[Entries from a dataset of interfaces]
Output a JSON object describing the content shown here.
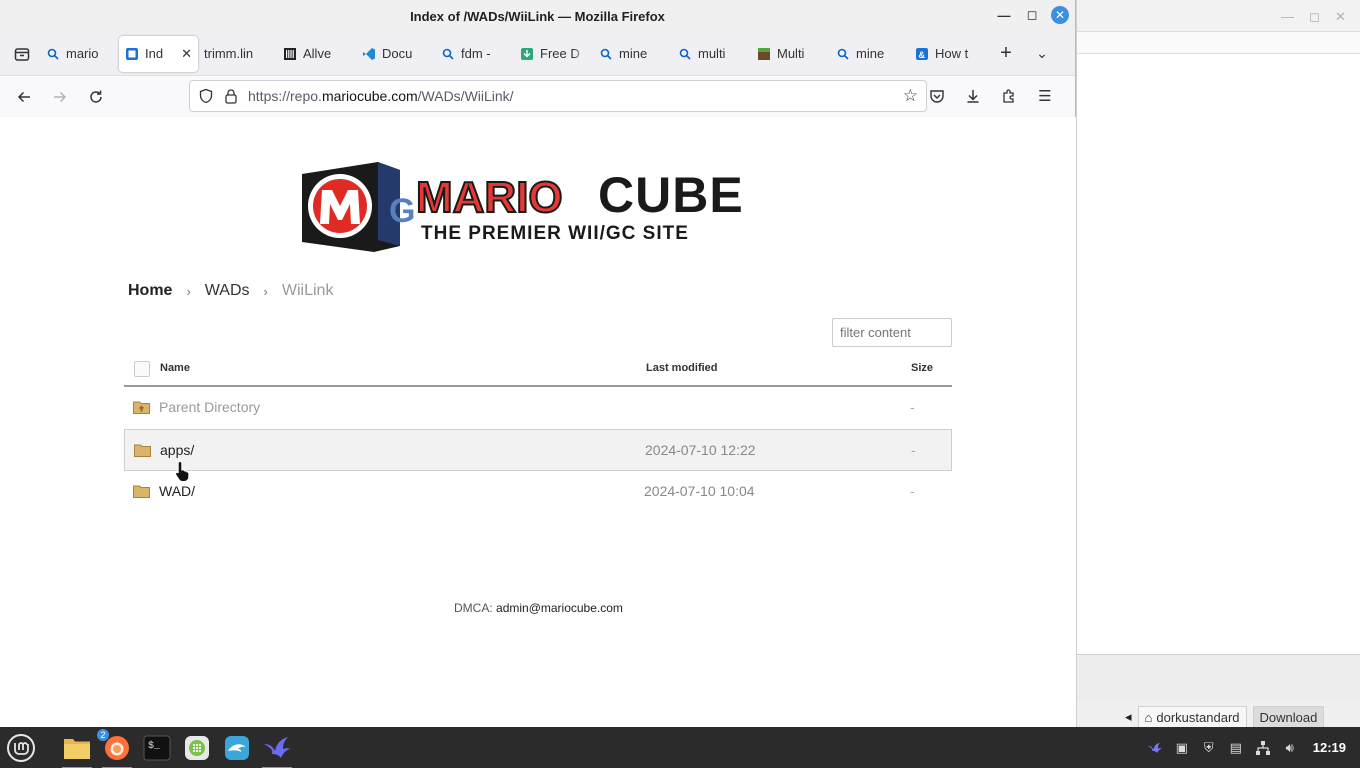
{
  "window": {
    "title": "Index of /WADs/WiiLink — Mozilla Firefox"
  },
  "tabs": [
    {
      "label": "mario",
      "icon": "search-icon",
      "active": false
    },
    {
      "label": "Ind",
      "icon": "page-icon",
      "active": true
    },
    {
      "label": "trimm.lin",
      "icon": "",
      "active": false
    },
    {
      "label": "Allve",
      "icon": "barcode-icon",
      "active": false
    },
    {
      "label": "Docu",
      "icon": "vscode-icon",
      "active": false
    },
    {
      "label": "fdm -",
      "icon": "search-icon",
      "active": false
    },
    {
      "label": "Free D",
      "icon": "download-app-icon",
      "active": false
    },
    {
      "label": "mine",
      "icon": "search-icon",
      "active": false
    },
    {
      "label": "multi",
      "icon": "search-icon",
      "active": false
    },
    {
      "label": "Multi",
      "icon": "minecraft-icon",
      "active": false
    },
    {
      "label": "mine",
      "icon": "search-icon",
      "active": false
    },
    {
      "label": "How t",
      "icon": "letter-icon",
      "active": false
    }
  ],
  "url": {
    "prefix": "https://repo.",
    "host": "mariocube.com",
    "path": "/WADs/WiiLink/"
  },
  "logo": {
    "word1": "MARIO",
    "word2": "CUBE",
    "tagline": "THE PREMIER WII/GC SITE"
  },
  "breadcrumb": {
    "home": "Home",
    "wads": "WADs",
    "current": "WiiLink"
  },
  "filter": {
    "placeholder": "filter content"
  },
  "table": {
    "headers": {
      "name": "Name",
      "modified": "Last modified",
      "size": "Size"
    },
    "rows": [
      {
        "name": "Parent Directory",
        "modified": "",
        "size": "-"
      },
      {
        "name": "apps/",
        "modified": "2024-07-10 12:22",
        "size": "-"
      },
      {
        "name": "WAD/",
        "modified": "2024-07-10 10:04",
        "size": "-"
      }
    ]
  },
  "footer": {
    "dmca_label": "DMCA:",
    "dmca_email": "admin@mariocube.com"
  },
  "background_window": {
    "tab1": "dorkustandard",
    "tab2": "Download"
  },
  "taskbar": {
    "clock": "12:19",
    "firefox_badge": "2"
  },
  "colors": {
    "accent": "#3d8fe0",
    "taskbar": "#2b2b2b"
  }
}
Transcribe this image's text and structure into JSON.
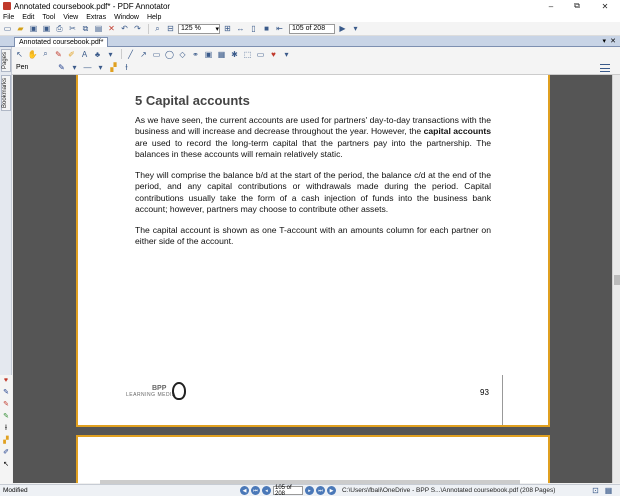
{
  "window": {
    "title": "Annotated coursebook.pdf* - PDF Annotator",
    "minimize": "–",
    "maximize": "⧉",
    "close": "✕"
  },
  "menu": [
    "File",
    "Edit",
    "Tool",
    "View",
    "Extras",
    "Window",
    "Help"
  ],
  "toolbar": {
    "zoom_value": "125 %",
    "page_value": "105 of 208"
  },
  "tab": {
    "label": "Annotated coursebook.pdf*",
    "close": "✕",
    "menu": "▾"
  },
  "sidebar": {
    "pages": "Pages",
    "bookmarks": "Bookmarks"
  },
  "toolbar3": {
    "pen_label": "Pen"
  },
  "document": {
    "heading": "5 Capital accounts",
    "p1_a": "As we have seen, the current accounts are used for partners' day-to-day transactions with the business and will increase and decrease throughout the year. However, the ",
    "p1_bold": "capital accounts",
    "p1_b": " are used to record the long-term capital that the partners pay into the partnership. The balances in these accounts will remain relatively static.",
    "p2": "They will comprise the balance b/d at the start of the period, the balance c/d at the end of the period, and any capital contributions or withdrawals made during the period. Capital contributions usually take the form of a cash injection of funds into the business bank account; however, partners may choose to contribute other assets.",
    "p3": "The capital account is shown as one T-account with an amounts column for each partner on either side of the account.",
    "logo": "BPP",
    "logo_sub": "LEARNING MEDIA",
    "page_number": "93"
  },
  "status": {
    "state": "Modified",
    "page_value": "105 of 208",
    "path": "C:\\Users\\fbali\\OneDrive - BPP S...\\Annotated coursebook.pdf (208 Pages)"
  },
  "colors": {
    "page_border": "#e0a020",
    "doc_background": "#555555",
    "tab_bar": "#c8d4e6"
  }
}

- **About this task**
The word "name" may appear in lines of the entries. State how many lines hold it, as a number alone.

- **Completed exercise**
4